With Griffin, Paul and Billups all getting healthy, the Clippers could challenge the Thunder in the West.
By JOE McDONNELLFS West
PLAYA VISTA, CA – In past years, the
Los Angeles Clippers would draw anywhere from 30 to 50 members of the local media for their annual Media Day
– and that was considered an exceptional turnout.
Not this year.
More than 150 reporters
– local, national and global
– filled the team's state-of-the-art practice facility Friday to talk to a team that many feel will challenge Oklahoma City, San Antonio and the Lakers for superiority in the NBA's Western Conference.
Last year, the Clippers finished one game behind the first-place Lakers in the Pacific Division, then fought through a series of injuries to Blake Griffin, Chauncey Billups and Chris Paul to pull out an exciting seven-game playoff win over Memphis in the first round of the playoffs. The Game 7 win came on the Grizzlies' home floor, with Griffin and Billups struggling to suit up due to injuries. But they showed the heart and grit to compete at the highest level and move on to the second round, where they were swept by the Spurs.
Griffin and Paul both moved on to the U.S. Olympic team, where the injury spate continued. After being told he'd made the squad, Griffin proceeded to tear cartilage in his left knee, undergoing surgery on July 16. CP3 came back with a gold medal
– and a torn ligament in his right thumb. He went under the scalpel on August 21, and is still unable to participate in contact drills. The Clippers' medical staff says that should end sometime in the next two weeks.
And the club is still dealing with the devastating left Achilles tendon suffered last February by Billups, their on-court and emotional leader. He's able to play in limited team drills, but his return to NBA competition is on hold.
During the media day interviews, each of the walking wounded talked about their recoveries and how anxious they were to get back to no-limit game participation.
Billups, smiling as always, is hoping that he will be ready for opening night.
"Everything's good," the 36-year old guard said. "I've been working my tail off ever since I got hurt, and it's looking pretty promising right now.
"It's a tough injury and a tough rehab, but as I said when I first went down, 'This is what I do.' I wasn't going to let anything stop me from getting back
– other than God saying that it's just over. Anything short of that, I was going to give it everything I have, and I did that. So far, it's going in the right direction and there have been no setbacks to slow me down. None.
"I'm in shape and I feel good, but I'm not in basketball shape because I haven't played basketball. I'm going to listen to my body and when it tells me I'm OK to get back out there, I will.
"I wish I could play opening night, but it's probably not going to happen. But I'm going to listen to my body and let it tell me, and who knows what will happen? I haven't set up any timetable to comeback, and some people I've heard say I wouldn't be back until January or February. I promise you, that's way off. I'll be back long before that."

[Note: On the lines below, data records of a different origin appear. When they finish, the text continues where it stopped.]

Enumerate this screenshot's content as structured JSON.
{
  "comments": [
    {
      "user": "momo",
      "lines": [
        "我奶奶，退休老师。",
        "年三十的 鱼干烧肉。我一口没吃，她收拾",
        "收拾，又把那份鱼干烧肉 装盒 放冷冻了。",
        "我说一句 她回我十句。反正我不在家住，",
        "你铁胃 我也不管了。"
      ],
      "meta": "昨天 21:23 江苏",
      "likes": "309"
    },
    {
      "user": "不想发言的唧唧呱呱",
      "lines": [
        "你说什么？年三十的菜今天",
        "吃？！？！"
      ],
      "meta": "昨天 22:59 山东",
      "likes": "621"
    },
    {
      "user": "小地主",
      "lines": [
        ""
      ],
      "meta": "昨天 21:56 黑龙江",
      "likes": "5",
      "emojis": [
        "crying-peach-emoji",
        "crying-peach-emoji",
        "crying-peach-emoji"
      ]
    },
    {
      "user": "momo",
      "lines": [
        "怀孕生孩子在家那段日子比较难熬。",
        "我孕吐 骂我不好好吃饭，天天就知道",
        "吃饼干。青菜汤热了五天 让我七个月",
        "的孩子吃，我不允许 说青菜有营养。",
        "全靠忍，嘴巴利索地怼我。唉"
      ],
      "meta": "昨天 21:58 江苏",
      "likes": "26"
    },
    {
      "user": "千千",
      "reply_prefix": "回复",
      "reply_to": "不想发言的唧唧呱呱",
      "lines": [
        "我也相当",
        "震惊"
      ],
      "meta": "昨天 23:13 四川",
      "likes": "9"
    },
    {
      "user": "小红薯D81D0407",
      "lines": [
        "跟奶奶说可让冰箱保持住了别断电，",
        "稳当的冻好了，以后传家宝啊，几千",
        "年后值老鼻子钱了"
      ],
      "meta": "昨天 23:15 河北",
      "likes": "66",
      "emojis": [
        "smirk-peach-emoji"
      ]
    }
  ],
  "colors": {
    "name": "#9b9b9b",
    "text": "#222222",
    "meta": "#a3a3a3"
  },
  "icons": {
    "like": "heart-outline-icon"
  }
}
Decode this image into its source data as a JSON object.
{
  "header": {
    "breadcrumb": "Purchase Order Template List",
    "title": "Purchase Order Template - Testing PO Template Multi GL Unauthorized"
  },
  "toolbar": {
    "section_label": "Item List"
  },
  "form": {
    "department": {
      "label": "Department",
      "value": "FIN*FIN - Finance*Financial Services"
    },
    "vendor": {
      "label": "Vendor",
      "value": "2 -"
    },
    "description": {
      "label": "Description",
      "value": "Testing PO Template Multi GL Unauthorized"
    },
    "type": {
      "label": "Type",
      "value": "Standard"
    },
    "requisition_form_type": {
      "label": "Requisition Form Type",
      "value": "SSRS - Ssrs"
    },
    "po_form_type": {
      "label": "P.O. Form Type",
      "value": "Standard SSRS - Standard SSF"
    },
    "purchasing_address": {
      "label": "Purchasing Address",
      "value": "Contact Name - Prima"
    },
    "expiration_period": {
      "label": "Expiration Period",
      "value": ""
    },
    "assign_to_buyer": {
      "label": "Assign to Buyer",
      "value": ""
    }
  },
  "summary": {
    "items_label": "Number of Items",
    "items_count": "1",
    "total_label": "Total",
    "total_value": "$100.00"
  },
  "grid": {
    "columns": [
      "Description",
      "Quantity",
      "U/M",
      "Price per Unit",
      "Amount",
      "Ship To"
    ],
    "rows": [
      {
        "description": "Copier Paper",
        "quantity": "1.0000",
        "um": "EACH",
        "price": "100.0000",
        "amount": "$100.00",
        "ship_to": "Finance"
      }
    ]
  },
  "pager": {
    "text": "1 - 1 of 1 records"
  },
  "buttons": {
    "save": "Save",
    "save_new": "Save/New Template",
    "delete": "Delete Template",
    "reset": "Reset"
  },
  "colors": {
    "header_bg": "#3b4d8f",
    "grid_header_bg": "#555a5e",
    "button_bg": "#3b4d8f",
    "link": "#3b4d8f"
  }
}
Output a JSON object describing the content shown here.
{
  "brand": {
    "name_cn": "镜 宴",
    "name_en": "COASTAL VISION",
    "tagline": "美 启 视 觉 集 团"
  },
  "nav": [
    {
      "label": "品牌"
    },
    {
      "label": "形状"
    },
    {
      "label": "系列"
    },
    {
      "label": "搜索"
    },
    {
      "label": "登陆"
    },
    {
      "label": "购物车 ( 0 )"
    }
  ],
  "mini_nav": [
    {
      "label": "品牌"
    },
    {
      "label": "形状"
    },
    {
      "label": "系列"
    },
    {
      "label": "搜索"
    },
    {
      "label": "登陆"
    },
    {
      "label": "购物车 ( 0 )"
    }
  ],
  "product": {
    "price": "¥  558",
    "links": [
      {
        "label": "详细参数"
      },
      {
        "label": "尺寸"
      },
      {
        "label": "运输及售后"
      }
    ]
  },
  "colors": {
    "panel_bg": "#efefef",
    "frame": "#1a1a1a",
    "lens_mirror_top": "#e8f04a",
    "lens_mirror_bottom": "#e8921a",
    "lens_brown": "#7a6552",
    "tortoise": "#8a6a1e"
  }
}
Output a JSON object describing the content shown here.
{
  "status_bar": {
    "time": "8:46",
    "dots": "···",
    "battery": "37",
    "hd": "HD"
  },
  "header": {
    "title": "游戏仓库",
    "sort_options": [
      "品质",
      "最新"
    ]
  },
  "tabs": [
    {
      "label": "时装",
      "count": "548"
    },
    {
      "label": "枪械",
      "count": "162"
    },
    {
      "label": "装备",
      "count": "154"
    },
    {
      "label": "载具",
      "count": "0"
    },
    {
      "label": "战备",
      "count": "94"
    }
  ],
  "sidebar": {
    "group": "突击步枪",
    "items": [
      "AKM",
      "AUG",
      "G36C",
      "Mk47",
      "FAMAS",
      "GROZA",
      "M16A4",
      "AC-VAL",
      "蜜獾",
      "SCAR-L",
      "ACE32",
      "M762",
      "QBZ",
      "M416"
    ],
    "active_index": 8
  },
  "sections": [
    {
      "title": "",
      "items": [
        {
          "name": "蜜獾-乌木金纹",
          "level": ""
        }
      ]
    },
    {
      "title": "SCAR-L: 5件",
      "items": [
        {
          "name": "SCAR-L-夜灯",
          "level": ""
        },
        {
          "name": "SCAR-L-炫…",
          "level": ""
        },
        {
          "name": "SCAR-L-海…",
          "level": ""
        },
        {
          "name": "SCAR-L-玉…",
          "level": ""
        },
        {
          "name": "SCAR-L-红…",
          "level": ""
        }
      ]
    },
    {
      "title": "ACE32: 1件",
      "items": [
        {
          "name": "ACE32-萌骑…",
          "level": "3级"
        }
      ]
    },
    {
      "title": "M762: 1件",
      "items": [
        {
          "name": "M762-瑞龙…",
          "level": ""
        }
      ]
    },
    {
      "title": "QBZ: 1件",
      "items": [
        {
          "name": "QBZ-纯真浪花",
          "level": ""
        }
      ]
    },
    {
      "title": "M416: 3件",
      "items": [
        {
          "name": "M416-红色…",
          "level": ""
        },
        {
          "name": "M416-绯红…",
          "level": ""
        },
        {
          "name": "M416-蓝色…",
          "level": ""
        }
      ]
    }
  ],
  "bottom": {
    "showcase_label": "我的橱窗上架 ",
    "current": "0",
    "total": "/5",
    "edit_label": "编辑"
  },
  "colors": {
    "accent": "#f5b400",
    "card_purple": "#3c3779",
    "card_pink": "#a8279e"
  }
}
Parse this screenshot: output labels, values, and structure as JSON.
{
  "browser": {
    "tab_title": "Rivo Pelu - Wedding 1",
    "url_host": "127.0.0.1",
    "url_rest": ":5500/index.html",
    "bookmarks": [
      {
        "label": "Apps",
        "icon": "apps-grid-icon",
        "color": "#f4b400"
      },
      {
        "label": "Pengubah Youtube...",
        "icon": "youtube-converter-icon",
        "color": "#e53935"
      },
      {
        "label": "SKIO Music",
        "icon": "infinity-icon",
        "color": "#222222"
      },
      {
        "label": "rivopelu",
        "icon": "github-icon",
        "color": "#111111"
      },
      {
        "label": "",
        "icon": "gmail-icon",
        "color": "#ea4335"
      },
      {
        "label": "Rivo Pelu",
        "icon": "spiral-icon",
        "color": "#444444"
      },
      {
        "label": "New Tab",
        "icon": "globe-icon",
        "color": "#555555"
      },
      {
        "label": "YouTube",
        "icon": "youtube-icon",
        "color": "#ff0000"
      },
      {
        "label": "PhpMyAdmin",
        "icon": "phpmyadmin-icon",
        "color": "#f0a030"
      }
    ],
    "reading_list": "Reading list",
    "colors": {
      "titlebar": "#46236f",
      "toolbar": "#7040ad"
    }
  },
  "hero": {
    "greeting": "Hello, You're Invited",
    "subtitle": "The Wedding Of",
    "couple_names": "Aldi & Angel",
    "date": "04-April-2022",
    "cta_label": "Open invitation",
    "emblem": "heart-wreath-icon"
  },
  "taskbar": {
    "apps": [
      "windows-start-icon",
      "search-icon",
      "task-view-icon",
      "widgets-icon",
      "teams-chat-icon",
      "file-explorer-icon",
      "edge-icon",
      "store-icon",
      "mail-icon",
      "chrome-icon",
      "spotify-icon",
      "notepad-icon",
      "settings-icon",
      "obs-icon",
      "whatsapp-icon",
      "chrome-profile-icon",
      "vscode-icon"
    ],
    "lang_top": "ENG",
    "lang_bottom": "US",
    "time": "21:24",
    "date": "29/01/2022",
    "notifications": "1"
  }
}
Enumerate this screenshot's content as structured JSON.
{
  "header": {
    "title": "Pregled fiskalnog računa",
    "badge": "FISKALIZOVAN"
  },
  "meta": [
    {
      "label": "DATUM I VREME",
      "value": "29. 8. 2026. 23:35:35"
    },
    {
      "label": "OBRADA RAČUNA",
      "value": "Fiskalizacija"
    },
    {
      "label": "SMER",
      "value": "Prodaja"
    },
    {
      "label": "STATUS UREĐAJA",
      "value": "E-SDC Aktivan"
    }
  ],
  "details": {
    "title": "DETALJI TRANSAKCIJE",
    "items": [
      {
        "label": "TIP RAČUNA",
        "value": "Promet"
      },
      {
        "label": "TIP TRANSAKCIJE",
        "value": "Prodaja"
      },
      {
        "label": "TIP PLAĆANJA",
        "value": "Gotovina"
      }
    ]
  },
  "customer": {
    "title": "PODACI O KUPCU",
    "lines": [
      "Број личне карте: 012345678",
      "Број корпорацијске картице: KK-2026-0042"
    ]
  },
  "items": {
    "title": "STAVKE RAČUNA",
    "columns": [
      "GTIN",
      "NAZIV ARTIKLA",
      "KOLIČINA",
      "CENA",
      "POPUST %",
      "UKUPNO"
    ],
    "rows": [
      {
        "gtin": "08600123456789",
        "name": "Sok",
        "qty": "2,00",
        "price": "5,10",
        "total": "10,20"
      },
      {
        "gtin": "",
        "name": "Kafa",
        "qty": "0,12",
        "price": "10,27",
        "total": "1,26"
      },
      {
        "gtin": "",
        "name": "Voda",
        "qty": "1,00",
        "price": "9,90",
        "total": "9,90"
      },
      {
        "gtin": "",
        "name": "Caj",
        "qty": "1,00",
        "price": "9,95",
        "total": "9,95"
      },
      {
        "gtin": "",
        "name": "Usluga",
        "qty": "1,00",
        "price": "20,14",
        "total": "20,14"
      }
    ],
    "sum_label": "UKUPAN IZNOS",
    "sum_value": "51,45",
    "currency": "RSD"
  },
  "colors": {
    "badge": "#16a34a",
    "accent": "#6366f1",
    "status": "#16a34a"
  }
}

– who has been cleared for full contact
– said that while he was recuperating from the knee surgery he was able to work extensively on his shooting.
"I feel great," he said, "and I've been at 100 percent for quite a while now and have just been honing in on certain things I wanted to take care of.
"I spent a lot of time working on my shot, changed some things up, and I hope to keep improving on those results. I'm not going to be a great shooter overnight, but I think I have the tools and I just have to keep practicing the right way. ...
"Everything was about my shot. (Shooting coach Bob Tate) and I just did some things to streamline it; be less error-prone. It's about making sure I'm doing the same thing every single time (I shoot the ball). It's been every single day, working with the same guy and doing the exact same things.
"I feel great about the way things are right now. When I started out, the (new) motion was so foreign that it might be only three out of 10 times that I was doing it right. Now it's to the point where it's almost 10 out of 10
– at least nine out of 10. It's not that I'm making every shot, but the form is getting there. It's very encouraging, but I know I still have a long way to go. It's got to be one of those things that becomes muscle memory."
It's been a strange offseason for CP3, who came home from London carrying a gold medal, but because of the thumb injury was barely able to pick up his newborn baby girl, who was born three days before the surgery.
"But it did get me out of a few things
– like changing diapers," he said with a smile on his face. "I've only been able to help my wife with that the last week.
"I cannot wait (to be back on the court with Chauncey). When I got back from the Olympics, I came here to the gym and saw Chauncey working out. Before I left (for London) he was stand-still shooting. Now I come back and he's running, getting ready to go. I'm excited for him and I'm excited for the entire team."
Which is music to coach Vinny Del Negro's ears.
"We're all excited about getting going," said the Clippers' third-year head coach. "But we've also got to figure out how to work around the fact that some of our big guys might not be available right at the start (of training camp). It makes it more difficult, but we're going to have enough time. You want them ready tomorrow, but our guys will be back. Hey, injuries are just part of the game. You have to deal with them."